July 9, 2013
MANAMA, Bahrain — With the start of the Islamic holy month of Ramadan, when Muslims fast during the day, U.S. personnel stationed in the Middle East will be expected to observe certain restrictions when off base and their daily routines may be affected in other ways as well.
Businesses and government offices will reduce hours and most restaurants will be closed during daylight hours. In Bahrain, Americans can be fined for eating, drinking or smoking in public when off base.
For Muslims around the world, Ramadan is a month of fasting and devotion to God. Most Muslims fast from dawn to sunset, when families gather for Iftar – the meal that breaks the fast.
Alaa Afifi, an intercultural relations specialist at Naval Support Activity Bahrain, has spent the past several weeks educating U.S. personnel on what to expect.
"Ramadan is different than any other day in our life," he said, adding that if foreigners know and respect the culture of a country, local people will respect them as well.
Chief Petty Officer Rashad Boyd who attended one of Afifi's briefings on Sunday, said it was beneficial to learn the do's and don'ts during the holy month. "I don't want to offend anyone in this county," he said.
Afifi said the purpose of his briefings is to provide advice and "avoid misunderstandings."
Navy officials have implemented guidelines for all U.S. personnel to follow throughout the U.S. Navy 5th Fleet area of responsibility, which includes the Middle East and Afghanistan.
The approved dress code requires men to wear long sleeves and pants, and women to wear sleeves that extend below the elbow, and pants or skirts long enough to cover the knees.
The Navy Exchange on NSA Bahrain has even set up clothing racks advertising "Ramadan Approved Apparel."
Petty Officer 2nd Class Joshua Daniels said he looks forward to the cross-cultural experience.
"No matter what country you're in, you have to respect your surroundings," said Daniels, who arrived in Bahrain a week ago.
Ramadan will also offer some unique experiences for Americans stationed in the area, such as the highly popular Ramadan tents where Americans can experience Iftar — the traditional evening meal — and go midnight shopping, since most malls and shops will be open at night during the month.
Things to Know During Ramadan:
Eating, drinking, chewing and smoking in public are civil offenses in some Arab countries.

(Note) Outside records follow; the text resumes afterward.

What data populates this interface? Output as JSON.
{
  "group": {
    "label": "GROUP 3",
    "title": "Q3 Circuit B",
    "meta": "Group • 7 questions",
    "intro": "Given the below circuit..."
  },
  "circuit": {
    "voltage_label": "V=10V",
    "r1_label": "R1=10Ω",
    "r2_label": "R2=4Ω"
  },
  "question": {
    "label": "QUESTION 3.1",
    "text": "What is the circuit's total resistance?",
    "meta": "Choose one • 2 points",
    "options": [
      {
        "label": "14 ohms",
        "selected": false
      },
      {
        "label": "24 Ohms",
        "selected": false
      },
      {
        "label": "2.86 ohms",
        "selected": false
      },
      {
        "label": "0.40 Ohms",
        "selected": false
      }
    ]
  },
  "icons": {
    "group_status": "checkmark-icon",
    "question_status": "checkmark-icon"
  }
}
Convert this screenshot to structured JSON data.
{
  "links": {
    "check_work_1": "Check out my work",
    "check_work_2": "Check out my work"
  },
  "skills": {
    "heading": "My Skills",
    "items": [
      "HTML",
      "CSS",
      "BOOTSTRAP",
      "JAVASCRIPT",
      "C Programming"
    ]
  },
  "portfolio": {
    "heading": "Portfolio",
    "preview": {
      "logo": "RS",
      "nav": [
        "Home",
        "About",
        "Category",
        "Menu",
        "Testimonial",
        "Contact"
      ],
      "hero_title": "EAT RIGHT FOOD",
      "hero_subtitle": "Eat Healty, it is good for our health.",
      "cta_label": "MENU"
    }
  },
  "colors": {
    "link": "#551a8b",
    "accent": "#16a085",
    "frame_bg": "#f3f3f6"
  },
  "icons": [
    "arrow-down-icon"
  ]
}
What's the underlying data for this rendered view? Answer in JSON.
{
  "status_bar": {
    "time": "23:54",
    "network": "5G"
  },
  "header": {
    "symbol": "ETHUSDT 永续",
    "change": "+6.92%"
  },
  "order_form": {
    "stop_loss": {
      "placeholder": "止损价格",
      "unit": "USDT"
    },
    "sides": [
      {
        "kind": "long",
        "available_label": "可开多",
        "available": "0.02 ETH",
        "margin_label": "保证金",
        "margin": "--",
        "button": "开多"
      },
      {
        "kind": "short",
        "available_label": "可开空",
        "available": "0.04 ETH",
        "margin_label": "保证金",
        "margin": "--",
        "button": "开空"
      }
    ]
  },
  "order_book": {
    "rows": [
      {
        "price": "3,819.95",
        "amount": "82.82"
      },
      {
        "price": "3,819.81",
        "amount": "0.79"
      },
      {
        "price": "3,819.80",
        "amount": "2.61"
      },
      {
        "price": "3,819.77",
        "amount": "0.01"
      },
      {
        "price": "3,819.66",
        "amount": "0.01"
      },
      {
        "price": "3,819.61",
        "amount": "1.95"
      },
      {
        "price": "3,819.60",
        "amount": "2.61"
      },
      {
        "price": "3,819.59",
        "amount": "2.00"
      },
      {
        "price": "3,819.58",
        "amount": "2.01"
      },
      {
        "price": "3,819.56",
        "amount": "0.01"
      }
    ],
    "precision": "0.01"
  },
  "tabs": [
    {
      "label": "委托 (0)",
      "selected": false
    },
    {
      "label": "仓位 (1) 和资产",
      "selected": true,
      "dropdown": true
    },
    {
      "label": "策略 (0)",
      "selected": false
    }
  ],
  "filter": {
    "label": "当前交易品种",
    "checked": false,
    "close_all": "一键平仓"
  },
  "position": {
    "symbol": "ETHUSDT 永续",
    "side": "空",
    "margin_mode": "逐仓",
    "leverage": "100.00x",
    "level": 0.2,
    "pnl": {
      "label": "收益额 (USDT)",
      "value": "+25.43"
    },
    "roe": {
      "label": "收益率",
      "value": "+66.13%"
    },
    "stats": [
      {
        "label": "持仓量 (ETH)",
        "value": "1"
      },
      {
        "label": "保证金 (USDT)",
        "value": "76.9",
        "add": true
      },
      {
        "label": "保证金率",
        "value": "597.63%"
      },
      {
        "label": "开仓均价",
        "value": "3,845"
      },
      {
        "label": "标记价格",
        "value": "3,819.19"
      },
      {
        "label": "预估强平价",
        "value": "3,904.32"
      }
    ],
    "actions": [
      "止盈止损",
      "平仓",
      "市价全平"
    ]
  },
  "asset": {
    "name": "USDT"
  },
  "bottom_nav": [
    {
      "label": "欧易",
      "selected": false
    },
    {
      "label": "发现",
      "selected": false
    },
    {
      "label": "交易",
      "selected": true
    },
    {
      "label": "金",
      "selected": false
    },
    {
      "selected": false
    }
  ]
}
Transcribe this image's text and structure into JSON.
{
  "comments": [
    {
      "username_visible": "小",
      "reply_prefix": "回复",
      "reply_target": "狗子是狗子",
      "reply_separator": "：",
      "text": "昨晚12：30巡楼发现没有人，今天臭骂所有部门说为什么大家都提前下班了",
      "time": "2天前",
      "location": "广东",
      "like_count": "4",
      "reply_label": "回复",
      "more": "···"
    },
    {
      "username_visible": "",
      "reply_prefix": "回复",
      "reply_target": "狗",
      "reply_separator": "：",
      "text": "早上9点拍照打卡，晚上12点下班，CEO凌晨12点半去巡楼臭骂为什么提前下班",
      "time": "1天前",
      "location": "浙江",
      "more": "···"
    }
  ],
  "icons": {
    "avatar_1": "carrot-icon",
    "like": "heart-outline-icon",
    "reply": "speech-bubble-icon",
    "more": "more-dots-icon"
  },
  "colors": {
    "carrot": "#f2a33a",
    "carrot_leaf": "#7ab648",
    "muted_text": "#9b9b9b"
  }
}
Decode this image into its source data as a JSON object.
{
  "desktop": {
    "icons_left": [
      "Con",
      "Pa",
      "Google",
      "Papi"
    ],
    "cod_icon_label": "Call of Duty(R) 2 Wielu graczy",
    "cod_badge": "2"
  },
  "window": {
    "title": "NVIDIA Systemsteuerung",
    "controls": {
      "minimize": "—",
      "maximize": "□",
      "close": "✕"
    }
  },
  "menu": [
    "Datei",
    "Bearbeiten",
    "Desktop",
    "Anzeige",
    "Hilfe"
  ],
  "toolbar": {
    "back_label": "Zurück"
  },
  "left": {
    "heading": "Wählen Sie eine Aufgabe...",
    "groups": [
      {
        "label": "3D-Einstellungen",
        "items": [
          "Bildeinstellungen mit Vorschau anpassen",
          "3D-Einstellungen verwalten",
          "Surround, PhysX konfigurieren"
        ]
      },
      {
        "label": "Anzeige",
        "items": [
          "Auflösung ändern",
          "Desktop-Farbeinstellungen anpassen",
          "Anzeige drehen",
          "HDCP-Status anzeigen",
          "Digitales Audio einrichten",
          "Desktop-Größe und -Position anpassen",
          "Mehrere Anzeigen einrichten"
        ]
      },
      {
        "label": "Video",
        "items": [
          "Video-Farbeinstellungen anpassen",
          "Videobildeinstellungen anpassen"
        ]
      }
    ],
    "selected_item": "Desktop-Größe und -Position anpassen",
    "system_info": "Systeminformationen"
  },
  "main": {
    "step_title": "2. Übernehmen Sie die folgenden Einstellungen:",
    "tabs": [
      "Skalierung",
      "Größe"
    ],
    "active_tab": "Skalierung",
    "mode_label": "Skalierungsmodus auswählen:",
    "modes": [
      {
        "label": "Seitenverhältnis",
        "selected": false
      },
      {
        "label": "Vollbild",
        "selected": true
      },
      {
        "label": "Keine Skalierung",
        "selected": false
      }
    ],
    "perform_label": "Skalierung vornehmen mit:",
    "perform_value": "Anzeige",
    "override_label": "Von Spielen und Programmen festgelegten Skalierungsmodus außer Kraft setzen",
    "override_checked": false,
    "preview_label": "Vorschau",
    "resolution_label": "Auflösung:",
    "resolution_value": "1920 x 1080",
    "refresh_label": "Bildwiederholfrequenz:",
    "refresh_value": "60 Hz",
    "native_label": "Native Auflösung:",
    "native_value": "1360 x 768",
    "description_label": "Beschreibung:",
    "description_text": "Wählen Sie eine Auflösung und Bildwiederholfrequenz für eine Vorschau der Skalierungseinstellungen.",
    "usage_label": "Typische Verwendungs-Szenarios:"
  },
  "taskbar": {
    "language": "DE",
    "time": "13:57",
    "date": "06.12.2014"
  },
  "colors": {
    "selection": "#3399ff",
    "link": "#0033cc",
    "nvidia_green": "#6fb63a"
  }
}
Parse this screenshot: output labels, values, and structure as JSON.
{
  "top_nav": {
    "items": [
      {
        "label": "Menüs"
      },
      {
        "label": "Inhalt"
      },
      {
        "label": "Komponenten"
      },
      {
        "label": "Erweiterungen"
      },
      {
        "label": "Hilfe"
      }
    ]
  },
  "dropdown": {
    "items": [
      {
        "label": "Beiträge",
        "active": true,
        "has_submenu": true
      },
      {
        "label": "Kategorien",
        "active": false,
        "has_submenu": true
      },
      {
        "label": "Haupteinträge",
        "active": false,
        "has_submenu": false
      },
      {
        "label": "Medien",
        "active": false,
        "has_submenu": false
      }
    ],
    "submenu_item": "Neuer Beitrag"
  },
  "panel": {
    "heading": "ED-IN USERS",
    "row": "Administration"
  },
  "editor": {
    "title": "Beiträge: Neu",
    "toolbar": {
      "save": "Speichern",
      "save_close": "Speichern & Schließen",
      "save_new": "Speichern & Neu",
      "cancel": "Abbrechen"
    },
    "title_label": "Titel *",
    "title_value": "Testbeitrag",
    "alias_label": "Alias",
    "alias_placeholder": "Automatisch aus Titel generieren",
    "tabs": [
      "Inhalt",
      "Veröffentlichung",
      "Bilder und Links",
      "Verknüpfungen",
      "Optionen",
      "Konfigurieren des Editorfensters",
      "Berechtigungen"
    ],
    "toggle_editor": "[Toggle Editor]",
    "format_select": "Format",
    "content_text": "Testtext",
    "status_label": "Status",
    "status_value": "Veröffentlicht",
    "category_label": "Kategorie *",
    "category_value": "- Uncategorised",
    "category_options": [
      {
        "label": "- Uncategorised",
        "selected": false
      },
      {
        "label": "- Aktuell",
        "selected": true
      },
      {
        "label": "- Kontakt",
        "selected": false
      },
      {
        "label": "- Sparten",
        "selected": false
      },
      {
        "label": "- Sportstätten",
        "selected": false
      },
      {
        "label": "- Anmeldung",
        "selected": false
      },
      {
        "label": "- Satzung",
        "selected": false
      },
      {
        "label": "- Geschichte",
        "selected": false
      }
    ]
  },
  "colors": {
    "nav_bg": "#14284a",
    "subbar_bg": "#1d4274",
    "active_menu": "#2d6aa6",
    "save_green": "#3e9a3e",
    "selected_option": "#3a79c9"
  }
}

Men should wear long sleeves and pants. Women’s sleeves should extend below the elbow and pants or skirts should cover the knees. Avoid critical remarks about fasting or any religious practice. Most restaurants will be closed except those in 4- and 5-star hotels. Shops are usually closed during the day and open at night until early morning hours. Arabs are good hosts and may offer you food or refreshments during daylight hours. Such offers should be declined. All consumption of alcohol by U.S. Personnel is prohibited at any off base public venue in the U.S. Navy 5th Fleet AOR during Ramadan. It's polite to say 'Ramadan Kareem' during Ramadan.Source: Alaa Afifi, intercultural specialist on NSA Bahrain and U.S. Navy 5th Fleet.